Beliefs about H.P.V. Vaccine: Few (11 percent) thought that the vaccination may encourage more risky sexual behavior; 54 percent cited the difficulty in maintaining continuity of care with adolescent patients (a potential implementation problem): 64 percent thought that the introduction of other adolescent vaccine recommendations would ease introduction of an H.P.V. vaccine; 84 percent expected to have to talk about sex when discussing the vaccine; and 88 percent were comfortable doing so with their female patients.
Expected barriers to H.P.V. vaccine administration were: lack of adequate reimbursement (77 percent); parental refusal (57 percent) or concern about vaccine safety (53 percent); up-front vaccine purchase (51 percent) and vaccine supply problems (42 percent).

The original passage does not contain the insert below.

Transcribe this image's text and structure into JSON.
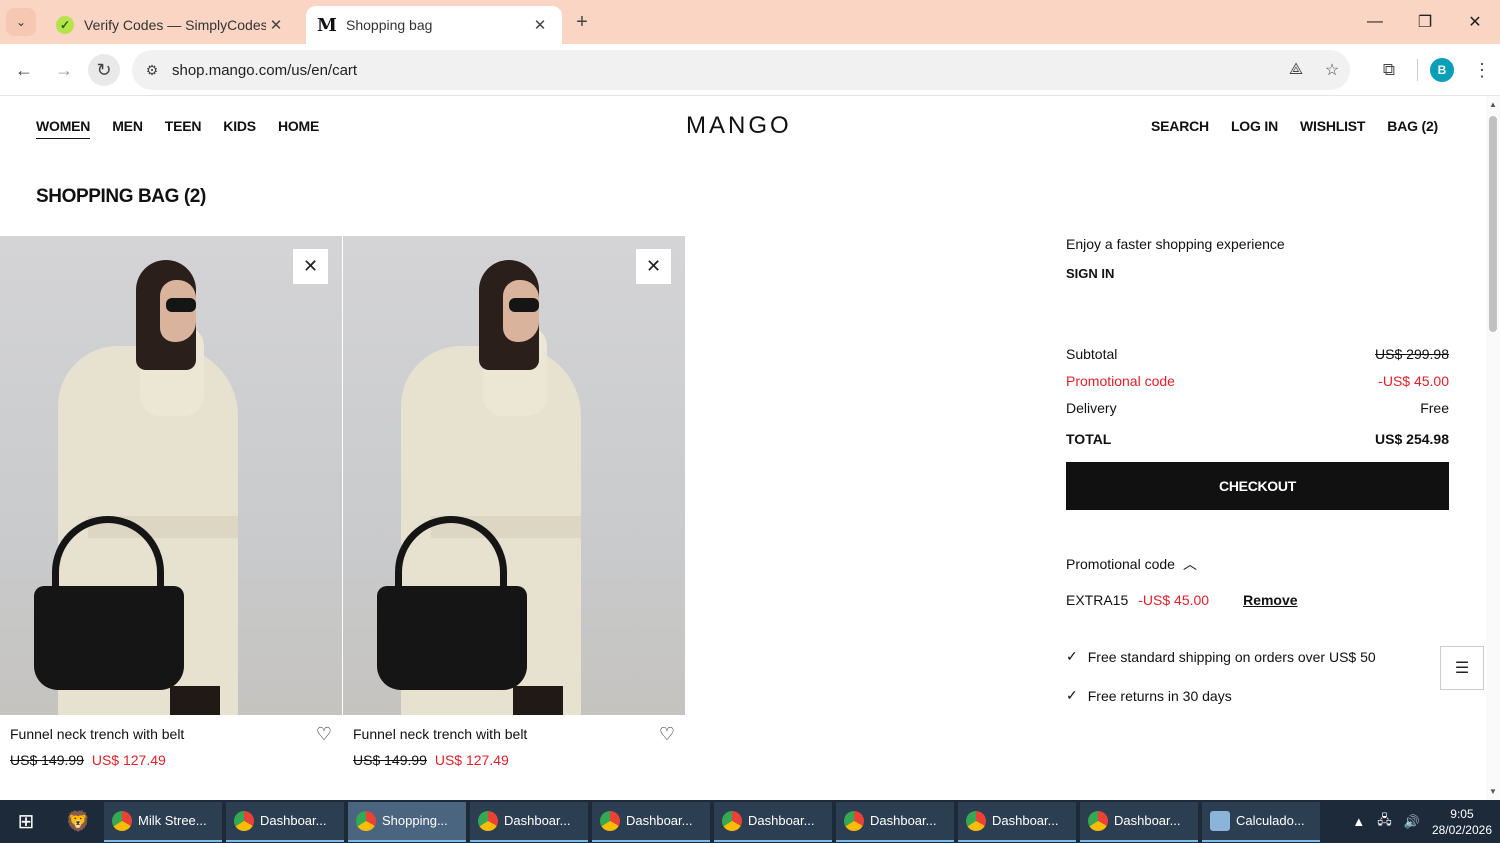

Results: Intent to vaccinate. Responses were as follow on aspects of intent to vaccinate:
Barriers: Perception of parent refusal significantly affected intent to vaccinate (36 percent would vaccinate versus 61 percent among those who did not see parent refusal as a barrier).
Conclusions of the analysis were as follow:
Some of these results may pertain more to adolescent vaccination in general than H.P.V. in particular. A study of meningococcal conjugate vaccine administration also found problems with reimbursement as a barrier.
Among ongoing and developing research projects to look at these and other issues related to H.P.V. vaccine acceptability is a C.D.C./N.I.P. study of the acceptability of H.P.V. and other adolescent vaccines to family physicians, internists, pediatricians and samples of parents and adolescents. Other studies about vaccinating children, by industry and academia, are underway.
|Jane D. Siegel, md; Emily Rhinehart, rn mph cic; Marguerite Jackson, PhD; Linda Chiarello, rn ms; the Healthcare Infection Control Practices Advisory Committee||Ranch hand advisory committee|
|Veterinary medicine advisory committee||Medical Devices Advisory Committee|
|External Advisory Committee on Cities and Communities||Wildlife Diversity Policy Advisory Committee|
|National Vaccine Advisory Committee (nvac)||Peer reviewed by the Arizona Department of Commerce Economic Research Advisory Committee|
|Food and drug administration national institutes of health advisory Committee on: transmissible spongiform||Advisory Committee, Cuyahoga Valley School-to-Career Consortium, Broadview Heights, Ohio 1996-2002|